ARBIL Iraq (Reuters) - British Foreign Secretary Philip Hammond said on Monday he saw no immediate demand from the United States and its Gulf allies for Britain to extend its air strikes on Islamic State (IS) fighters to Syria.
Britain’s parliament approved air strikes against IS in Iraq by a decisive margin last month but is far from united about the need to extend them to Syria.
Hammond, speaking to Reuters on a visit to the Kurdistan region of Iraq, said he did not rule out Britain joining the United States in striking IS targets in Syria but did not expect any early requests to do so.
“I don’t see an imminent demand for that,” he told Reuters. “My understanding is that the U.S. is satisfied that it has the firepower it needs in Syria at the moment.
“Of course none of us knows how this campaign is going to evolve but at the moment I think the arrangement now where we are focusing on targets in Iraq, and the U.S. and Gulf partners are focusing on Syria, is working well,” he said.
The United States has been carrying out strikes in Iraq since early August, and began bombing IS positions in Syria last month, along with five Arab allies.
Hammond said there would have to be a clear military task that could not be met by existing coalition forces engaged in Syria before Britain might consider joining them.
The air strikes halted IS advances in northern Iraq, but have not prevented the group gaining territory elsewhere, including along the frontier between Syria and Turkey, where it is fighting Kurds for control of the town of Kobani.

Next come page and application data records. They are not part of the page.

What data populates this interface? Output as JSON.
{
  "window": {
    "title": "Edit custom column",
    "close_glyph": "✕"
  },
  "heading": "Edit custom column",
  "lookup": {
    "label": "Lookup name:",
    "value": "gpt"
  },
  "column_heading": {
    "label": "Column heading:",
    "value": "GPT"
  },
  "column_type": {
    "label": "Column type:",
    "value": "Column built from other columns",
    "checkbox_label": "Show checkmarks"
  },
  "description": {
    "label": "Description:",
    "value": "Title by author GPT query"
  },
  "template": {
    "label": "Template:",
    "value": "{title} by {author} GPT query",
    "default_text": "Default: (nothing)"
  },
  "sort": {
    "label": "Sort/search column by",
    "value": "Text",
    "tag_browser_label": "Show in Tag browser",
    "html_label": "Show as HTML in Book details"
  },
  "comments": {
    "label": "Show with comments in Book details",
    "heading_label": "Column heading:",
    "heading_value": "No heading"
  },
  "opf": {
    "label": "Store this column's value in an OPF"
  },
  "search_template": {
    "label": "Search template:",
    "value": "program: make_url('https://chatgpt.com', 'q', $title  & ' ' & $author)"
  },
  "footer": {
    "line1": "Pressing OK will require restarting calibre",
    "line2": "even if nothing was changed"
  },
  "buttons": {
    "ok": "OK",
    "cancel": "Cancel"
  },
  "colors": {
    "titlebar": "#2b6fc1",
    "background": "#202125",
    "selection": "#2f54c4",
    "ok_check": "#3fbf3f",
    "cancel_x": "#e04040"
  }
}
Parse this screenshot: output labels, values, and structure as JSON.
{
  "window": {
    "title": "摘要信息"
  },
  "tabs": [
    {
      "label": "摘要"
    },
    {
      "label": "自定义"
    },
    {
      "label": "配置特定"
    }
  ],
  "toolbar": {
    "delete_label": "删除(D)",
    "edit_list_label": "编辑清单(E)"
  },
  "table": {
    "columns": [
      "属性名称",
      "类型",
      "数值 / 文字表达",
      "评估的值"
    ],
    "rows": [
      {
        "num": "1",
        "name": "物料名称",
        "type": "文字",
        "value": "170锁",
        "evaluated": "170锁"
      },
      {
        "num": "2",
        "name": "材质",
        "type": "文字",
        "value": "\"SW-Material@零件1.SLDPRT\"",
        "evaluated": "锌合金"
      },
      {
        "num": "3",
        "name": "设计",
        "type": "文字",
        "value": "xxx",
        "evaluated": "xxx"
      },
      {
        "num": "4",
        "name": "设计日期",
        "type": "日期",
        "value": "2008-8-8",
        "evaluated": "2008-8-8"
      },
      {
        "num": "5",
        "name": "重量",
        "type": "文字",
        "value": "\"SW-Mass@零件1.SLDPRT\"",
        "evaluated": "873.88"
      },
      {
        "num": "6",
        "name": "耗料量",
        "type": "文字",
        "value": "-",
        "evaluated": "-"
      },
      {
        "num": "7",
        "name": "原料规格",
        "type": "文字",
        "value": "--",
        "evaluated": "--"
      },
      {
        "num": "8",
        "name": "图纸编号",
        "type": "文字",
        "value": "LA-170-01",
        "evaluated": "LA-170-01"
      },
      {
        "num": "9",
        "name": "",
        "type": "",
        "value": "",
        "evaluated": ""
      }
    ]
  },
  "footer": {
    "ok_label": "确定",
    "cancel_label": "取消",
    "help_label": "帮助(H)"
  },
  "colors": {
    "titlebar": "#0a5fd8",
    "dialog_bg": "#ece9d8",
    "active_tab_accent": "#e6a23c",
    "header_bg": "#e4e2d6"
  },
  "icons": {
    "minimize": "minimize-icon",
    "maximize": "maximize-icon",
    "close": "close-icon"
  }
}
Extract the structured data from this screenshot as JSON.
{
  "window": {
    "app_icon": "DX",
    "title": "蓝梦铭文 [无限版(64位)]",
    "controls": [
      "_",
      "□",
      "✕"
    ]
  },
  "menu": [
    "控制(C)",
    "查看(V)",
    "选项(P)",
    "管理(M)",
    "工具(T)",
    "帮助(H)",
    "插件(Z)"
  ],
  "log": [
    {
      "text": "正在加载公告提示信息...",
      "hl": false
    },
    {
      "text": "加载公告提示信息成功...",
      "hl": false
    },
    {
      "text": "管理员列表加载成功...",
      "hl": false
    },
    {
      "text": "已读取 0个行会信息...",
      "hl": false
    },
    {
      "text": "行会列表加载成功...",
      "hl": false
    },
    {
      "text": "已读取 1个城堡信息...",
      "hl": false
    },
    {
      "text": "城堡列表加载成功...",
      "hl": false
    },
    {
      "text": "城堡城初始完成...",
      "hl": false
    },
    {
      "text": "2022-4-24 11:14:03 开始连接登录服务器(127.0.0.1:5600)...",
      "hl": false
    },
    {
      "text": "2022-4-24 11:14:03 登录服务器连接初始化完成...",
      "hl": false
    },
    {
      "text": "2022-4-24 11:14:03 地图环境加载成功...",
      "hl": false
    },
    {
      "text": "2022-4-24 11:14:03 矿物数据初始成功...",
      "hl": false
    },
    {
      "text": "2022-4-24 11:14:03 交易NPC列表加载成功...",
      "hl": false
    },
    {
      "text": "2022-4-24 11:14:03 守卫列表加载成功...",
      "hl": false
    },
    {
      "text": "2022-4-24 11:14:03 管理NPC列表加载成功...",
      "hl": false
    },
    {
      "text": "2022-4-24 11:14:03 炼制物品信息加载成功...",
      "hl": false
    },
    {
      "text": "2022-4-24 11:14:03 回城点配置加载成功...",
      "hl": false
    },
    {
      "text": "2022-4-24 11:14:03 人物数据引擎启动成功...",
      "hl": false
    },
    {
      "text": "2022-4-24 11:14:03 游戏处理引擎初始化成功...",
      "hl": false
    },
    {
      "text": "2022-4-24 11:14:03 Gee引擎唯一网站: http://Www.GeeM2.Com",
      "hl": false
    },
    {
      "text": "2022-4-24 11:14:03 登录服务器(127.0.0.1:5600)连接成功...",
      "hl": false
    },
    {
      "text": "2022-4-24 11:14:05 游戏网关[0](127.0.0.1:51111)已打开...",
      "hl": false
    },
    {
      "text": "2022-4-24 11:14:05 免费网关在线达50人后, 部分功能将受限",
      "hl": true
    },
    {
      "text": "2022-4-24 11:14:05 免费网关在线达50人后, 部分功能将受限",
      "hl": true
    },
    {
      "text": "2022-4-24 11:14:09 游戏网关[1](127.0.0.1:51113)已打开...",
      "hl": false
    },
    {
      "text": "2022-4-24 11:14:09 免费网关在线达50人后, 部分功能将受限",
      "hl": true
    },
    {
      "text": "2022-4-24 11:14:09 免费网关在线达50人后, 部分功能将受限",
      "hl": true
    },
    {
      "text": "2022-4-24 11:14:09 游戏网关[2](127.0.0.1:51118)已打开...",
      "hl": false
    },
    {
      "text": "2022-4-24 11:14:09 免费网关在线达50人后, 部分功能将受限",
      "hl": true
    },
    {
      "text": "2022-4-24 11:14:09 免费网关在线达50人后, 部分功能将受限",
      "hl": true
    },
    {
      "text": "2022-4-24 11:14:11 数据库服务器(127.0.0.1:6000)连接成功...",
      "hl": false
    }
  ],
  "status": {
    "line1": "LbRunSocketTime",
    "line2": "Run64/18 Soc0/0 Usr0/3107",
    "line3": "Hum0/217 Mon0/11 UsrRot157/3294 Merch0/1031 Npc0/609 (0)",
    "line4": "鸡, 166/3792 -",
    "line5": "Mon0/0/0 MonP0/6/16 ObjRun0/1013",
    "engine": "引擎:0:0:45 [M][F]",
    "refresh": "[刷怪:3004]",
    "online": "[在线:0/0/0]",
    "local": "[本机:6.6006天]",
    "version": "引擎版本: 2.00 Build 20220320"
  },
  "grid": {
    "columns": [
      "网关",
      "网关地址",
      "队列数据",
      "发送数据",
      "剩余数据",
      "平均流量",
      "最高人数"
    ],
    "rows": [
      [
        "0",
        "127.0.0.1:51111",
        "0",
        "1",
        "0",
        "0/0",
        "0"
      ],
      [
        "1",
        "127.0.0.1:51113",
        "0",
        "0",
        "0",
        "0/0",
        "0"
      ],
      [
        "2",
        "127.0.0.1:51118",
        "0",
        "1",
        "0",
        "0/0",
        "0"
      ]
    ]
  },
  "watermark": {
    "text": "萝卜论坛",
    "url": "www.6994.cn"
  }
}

Following a meeting with the region’s president Masoud Barzani, Hammond told journalists at a news conference that the situation in Kobani was of “great concern”, but dampened hopes of any speedy international effort to protect the town from IS.
“We’ve always been clear that the coalition and the support it can provide is a long-term strategic project,” he said.
“It is not the case that we can mobilize the resources that people in Kobani are calling for immediately to respond to this current crisis.”
Last year, the British parliament voted against carrying out air strikes against Syria for its lack of progress in eliminating chemical weapons and the opposition Labour Party has said any such action now would need a U.N. resolution on Syria.
Six Tornado jets, normally based at RAF Marham in England and based on Cyprus since August, have carried out several strikes on Iraq since in the last two months.
British soldiers are in Iraq training Kurdish peshmerga fighters and Britain has supplied machine guns, but the Kurds say they need heavier weapons such as tanks and attack helicopters to counter IS, which plundered Iraqi arms depots after seizing control of the northern city of Mosul in June.
Asked about heavier weapons, Hammond told Reuters: “We’ve got to understand the need and then we’ve got to work together as a coalition to decide what we think is appropriate for us to supply, how best it can be supplied and how best to deliver it.”
In the news conference, Hammond once again ruled out sending British forces into combat in Iraq.
Editing by Giles Elgood and Louise Ireland